Has your loved one recently had a hearing loss diagnosis? Or perhaps you’re concerned that they are struggling to hear, but keep putting off speaking to them about it? Either way, it can be a difficult time for all involved. If you are unsure how to address the issue without causing any upset, we have compiled some tips that may help.
Choose a Time and Place
As this is a sensitive issue, the conversation is best planned ahead of time and held in a private, relaxing and quiet place. If you can, avoid sitting with bright light behind you as this makes lip reading more difficult.
Allow plenty of time to talk and get into an understanding frame of mind. Consider how you may feel if the tables were turned. Ensure that you are approaching the conversation from a place of caring, this will help the other party avoid a defensive reaction.
Try to Be Positive and Supportive
Rather than saying “I think you need your hearing checked”, why not try “I noticed recently your TV was on very loud, I was wondering if you might be having trouble hearing?” Ask about any difficulties they may have noticed, perhaps they’ve been struggling with background noise? Actively listen, it may help them see the situation more clearly. Offer to help them find professional advice and solutions, and offer to attend any appointments with them.
Think about how you talk
Do not shout, or talk directly into their ear. Instead, speak clearly in a normal voice toward their face, so that they can see your lips. Make plenty of eye contact and offer encouragement. If they don’t understand you, try to rephrase what you said instead of repeating it. If they still aren’t clear, ask them to repeat back what they did hear and go from there.
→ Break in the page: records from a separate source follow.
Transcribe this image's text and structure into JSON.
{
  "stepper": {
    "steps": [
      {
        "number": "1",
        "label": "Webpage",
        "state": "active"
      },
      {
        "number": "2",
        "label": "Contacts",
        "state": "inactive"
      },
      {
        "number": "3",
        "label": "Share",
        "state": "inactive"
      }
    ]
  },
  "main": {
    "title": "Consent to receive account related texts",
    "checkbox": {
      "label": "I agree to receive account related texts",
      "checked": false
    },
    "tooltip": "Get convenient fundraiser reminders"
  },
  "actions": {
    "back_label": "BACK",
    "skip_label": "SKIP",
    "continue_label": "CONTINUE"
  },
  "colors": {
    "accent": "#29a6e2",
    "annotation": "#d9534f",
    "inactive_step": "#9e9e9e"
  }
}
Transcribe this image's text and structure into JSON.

Give Them Reasons to Face the Problem
Let them know that this is not just ‘their’ problem, they are very much vital to the group dynamic. Without making them feel guilty, mention that you worry that they are less able to enjoy things lately, such as going out for meals or playing with the younger family members. Remind them of the things they can enjoy to the fullest with improved hearing.
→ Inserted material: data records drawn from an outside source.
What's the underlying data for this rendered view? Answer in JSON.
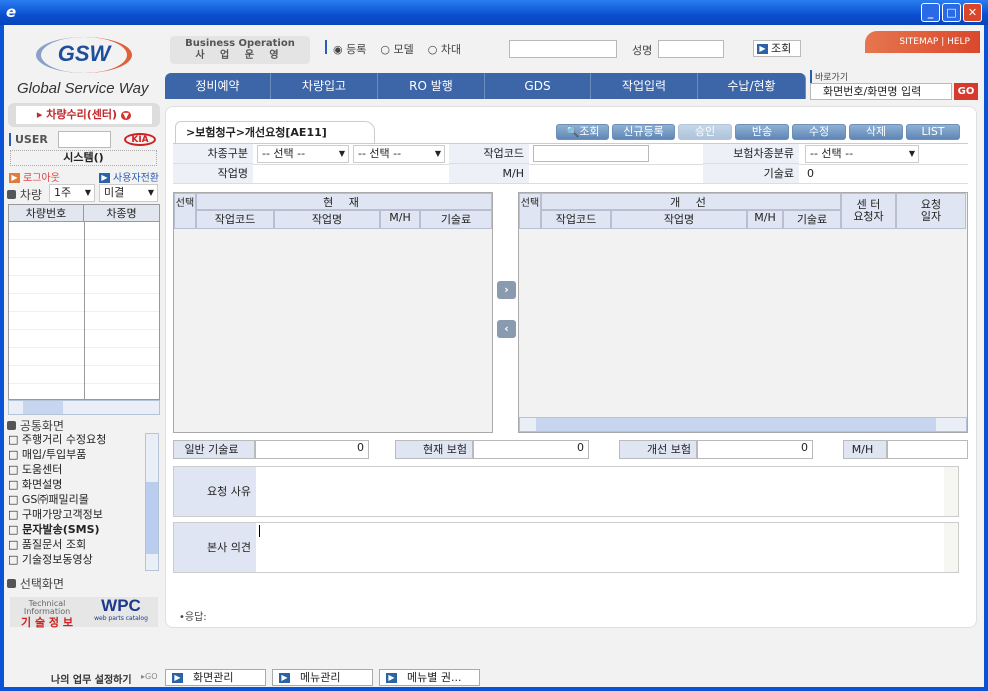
{
  "window": {
    "icon": "ie-icon",
    "minimize": "_",
    "maximize": "□",
    "close": "✕"
  },
  "header": {
    "logo_text": "GSW",
    "logo_tagline": "Global Service Way",
    "business_en": "Business Operation",
    "business_ko": "사 업 운 영",
    "radios": [
      {
        "label": "등록",
        "checked": true
      },
      {
        "label": "모델",
        "checked": false
      },
      {
        "label": "차대",
        "checked": false
      }
    ],
    "name_label": "성명",
    "search_button": "조회",
    "sitemap": "SITEMAP",
    "help": "HELP",
    "shortcut_label": "바로가기",
    "shortcut_placeholder": "화면번호/화면명 입력",
    "go": "GO",
    "tabs": [
      "정비예약",
      "차량입고",
      "RO 발행",
      "GDS",
      "작업입력",
      "수납/현황"
    ]
  },
  "sidebar": {
    "module": "차량수리(센터)",
    "user_label": "USER",
    "brand": "KIA",
    "system": "시스템()",
    "logout": "로그아웃",
    "switch_user": "사용자전환",
    "vehicle_label": "차량",
    "week": "1주",
    "status": "미결",
    "columns": [
      "차량번호",
      "차종명"
    ],
    "common_title": "공통화면",
    "common_items": [
      "주행거리 수정요청",
      "매입/투입부품",
      "도움센터",
      "화면설명",
      "GS㈜패밀리몰",
      "구매가망고객정보",
      "문자발송(SMS)",
      "품질문서 조회",
      "기술정보동영상"
    ],
    "select_title": "선택화면",
    "tech_info_en": "Technical Information",
    "tech_info_ko": "기 술 정 보",
    "wpc": "WPC",
    "wpc_sub": "web parts catalog"
  },
  "main": {
    "breadcrumb": ">보험청구>개선요청[AE11]",
    "toolbar": [
      "조회",
      "신규등록",
      "승인",
      "반송",
      "수정",
      "삭제",
      "LIST"
    ],
    "form": {
      "car_type_label": "차종구분",
      "car_type_1": "-- 선택 --",
      "car_type_2": "-- 선택 --",
      "work_code_label": "작업코드",
      "work_code": "",
      "ins_class_label": "보험차종분류",
      "ins_class": "-- 선택 --",
      "work_name_label": "작업명",
      "work_name": "",
      "mh_label": "M/H",
      "mh": "",
      "tech_fee_label": "기술료",
      "tech_fee": "0"
    },
    "current_table": {
      "select": "선택",
      "group": "현 재",
      "columns": [
        "작업코드",
        "작업명",
        "M/H",
        "기술료"
      ]
    },
    "improved_table": {
      "select": "선택",
      "group": "개 선",
      "columns": [
        "작업코드",
        "작업명",
        "M/H",
        "기술료",
        "센 터 요청자",
        "요청 일자"
      ]
    },
    "totals": {
      "general_fee_label": "일반 기술료",
      "general_fee": "0",
      "current_ins_label": "현재 보험",
      "current_ins": "0",
      "improved_ins_label": "개선 보험",
      "improved_ins": "0",
      "mh_label": "M/H",
      "mh": ""
    },
    "reason_label": "요청 사유",
    "hq_opinion_label": "본사 의견",
    "reply_label": "•응답:"
  },
  "footer": {
    "my_settings": "나의 업무 설정하기",
    "go": "▸GO",
    "buttons": [
      "화면관리",
      "메뉴관리",
      "메뉴별 권..."
    ]
  }
}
Not Just Hearing Aids
If your loved one is open to further discussion, you could inform them it’s not only about hearing aids; there are community support groups, yoga classes, nutrition advice, and more. Advise them how common hearing loss is, show them how hearing aids have advanced so much that they are barely visible anymore. If you know someone with first hand experience of hearing loss treatment you could offer to arrange a chat with them.
It may take time and a few conversations before your loved one accepts their hearing loss. In any conversation, only discuss as much as they seem willing to take on board at the time. They may feel like the hearing loss is a sign that their best days are passed, or they feel their symptoms aren’t serious enough. Your goal here is to repeatedly offer support, love and awareness of the help available which can enable a more full hearing world.
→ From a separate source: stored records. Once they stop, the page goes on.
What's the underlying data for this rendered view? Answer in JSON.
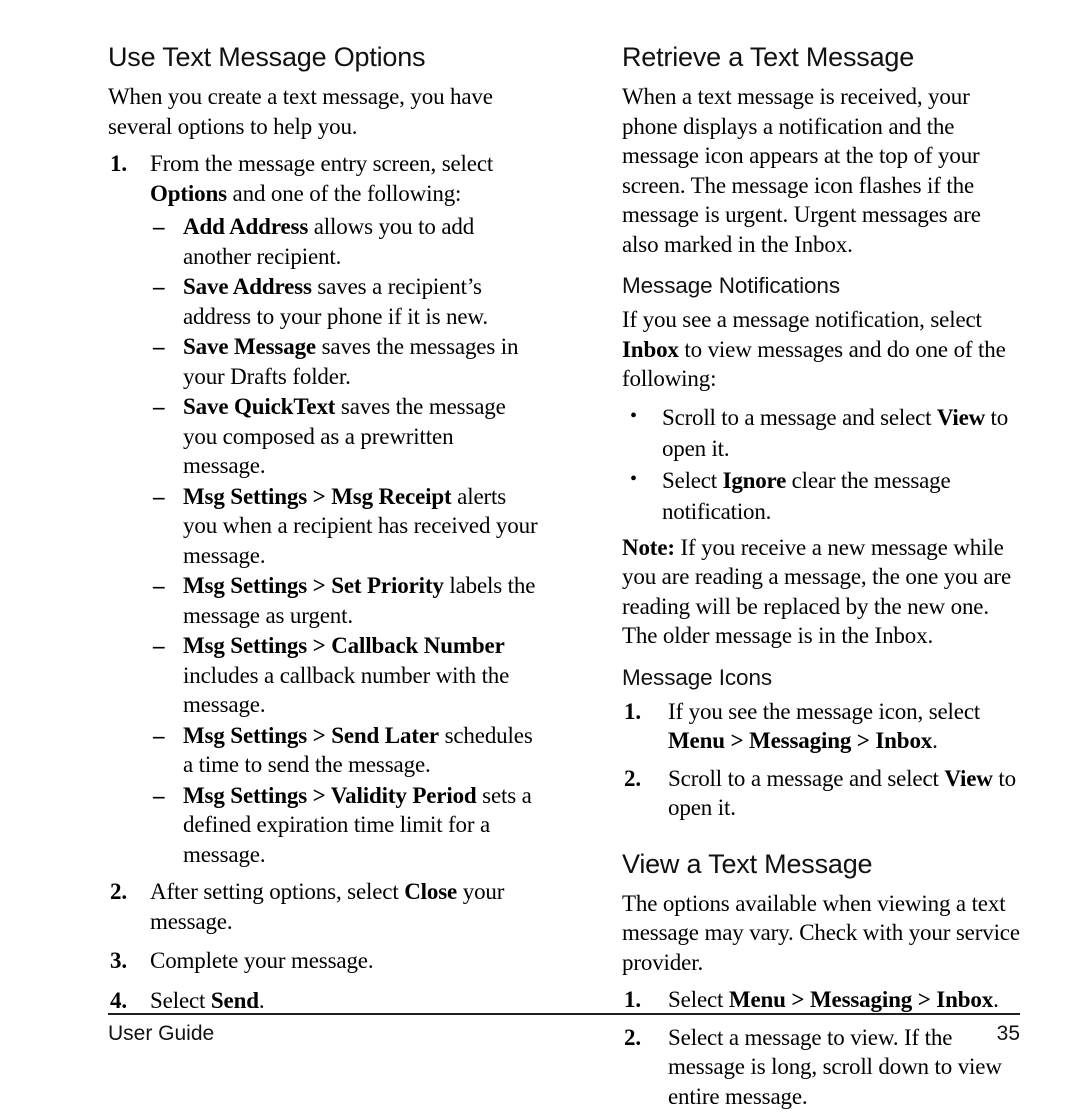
{
  "footer": {
    "left_label": "User Guide",
    "page_number": "35"
  },
  "left_column": {
    "section_title": "Use Text Message Options",
    "intro": "When you create a text message, you have several options to help you.",
    "step1": {
      "marker": "1.",
      "text_before_bold": "From the message entry screen, select ",
      "bold": "Options",
      "text_after_bold": " and one of the following:"
    },
    "options": [
      {
        "marker": "–",
        "bold": "Add Address",
        "rest": " allows you to add another recipient."
      },
      {
        "marker": "–",
        "bold": "Save Address",
        "rest": " saves a recipient’s address to your phone if it is new."
      },
      {
        "marker": "–",
        "bold": "Save Message",
        "rest": " saves the messages in your Drafts folder."
      },
      {
        "marker": "–",
        "bold": "Save QuickText",
        "rest": " saves the message you composed as a prewritten message."
      },
      {
        "marker": "–",
        "bold": "Msg Settings > Msg Receipt",
        "rest": " alerts you when a recipient has received your message."
      },
      {
        "marker": "–",
        "bold": "Msg Settings > Set Priority",
        "rest": " labels the message as urgent."
      },
      {
        "marker": "–",
        "bold": "Msg Settings > Callback Number",
        "rest": " includes a callback number with the message."
      },
      {
        "marker": "–",
        "bold": "Msg Settings > Send Later",
        "rest": " schedules a time to send the message."
      },
      {
        "marker": "–",
        "bold": "Msg Settings > Validity Period",
        "rest": " sets a defined expiration time limit for a message."
      }
    ],
    "step2": {
      "marker": "2.",
      "text_before_bold": "After setting options, select ",
      "bold": "Close",
      "text_after_bold": " your message."
    },
    "step3": {
      "marker": "3.",
      "text": "Complete your message."
    },
    "step4": {
      "marker": "4.",
      "text_before_bold": "Select ",
      "bold": "Send",
      "text_after_bold": "."
    }
  },
  "right_column": {
    "section_title": "Retrieve a Text Message",
    "intro": "When a text message is received, your phone displays a notification and the message icon appears at the top of your screen. The message icon flashes if the message is urgent. Urgent messages are also marked in the Inbox.",
    "notifications": {
      "subtitle": "Message Notifications",
      "lead_before_bold": "If you see a message notification, select ",
      "lead_bold": "Inbox",
      "lead_after_bold": " to view messages and do one of the following:",
      "bullets": [
        {
          "marker": "•",
          "before_bold": "Scroll to a message and select ",
          "bold": "View",
          "after_bold": " to open it."
        },
        {
          "marker": "•",
          "before_bold": "Select ",
          "bold": "Ignore",
          "after_bold": " clear the message notification."
        }
      ]
    },
    "note": {
      "label": "Note:",
      "text": " If you receive a new message while you are reading a message, the one you are reading will be replaced by the new one. The older message is in the Inbox."
    },
    "icons": {
      "subtitle": "Message Icons",
      "steps": [
        {
          "marker": "1.",
          "before_bold": "If you see the message icon, select ",
          "bold": "Menu > Messaging > Inbox",
          "after_bold": "."
        },
        {
          "marker": "2.",
          "before_bold": "Scroll to a message and select ",
          "bold": "View",
          "after_bold": " to open it."
        }
      ]
    },
    "view_message": {
      "section_title": "View a Text Message",
      "intro": "The options available when viewing a text message may vary. Check with your service provider.",
      "steps": [
        {
          "marker": "1.",
          "before_bold": "Select ",
          "bold": "Menu  >  Messaging  >  Inbox",
          "after_bold": "."
        },
        {
          "marker": "2.",
          "before_bold": "Select a message to view. If the message is long, scroll down to view entire message.",
          "bold": "",
          "after_bold": ""
        }
      ]
    }
  }
}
Rest assured, we understand how difficult it can be for your loved one to ask for professional help and to accept a hearing loss. Our trained team offer patient centered care, so you can count on us to offer a comfortable atmosphere and tailored results. Call us on (507) 208-7002, or click here to request an appointment today.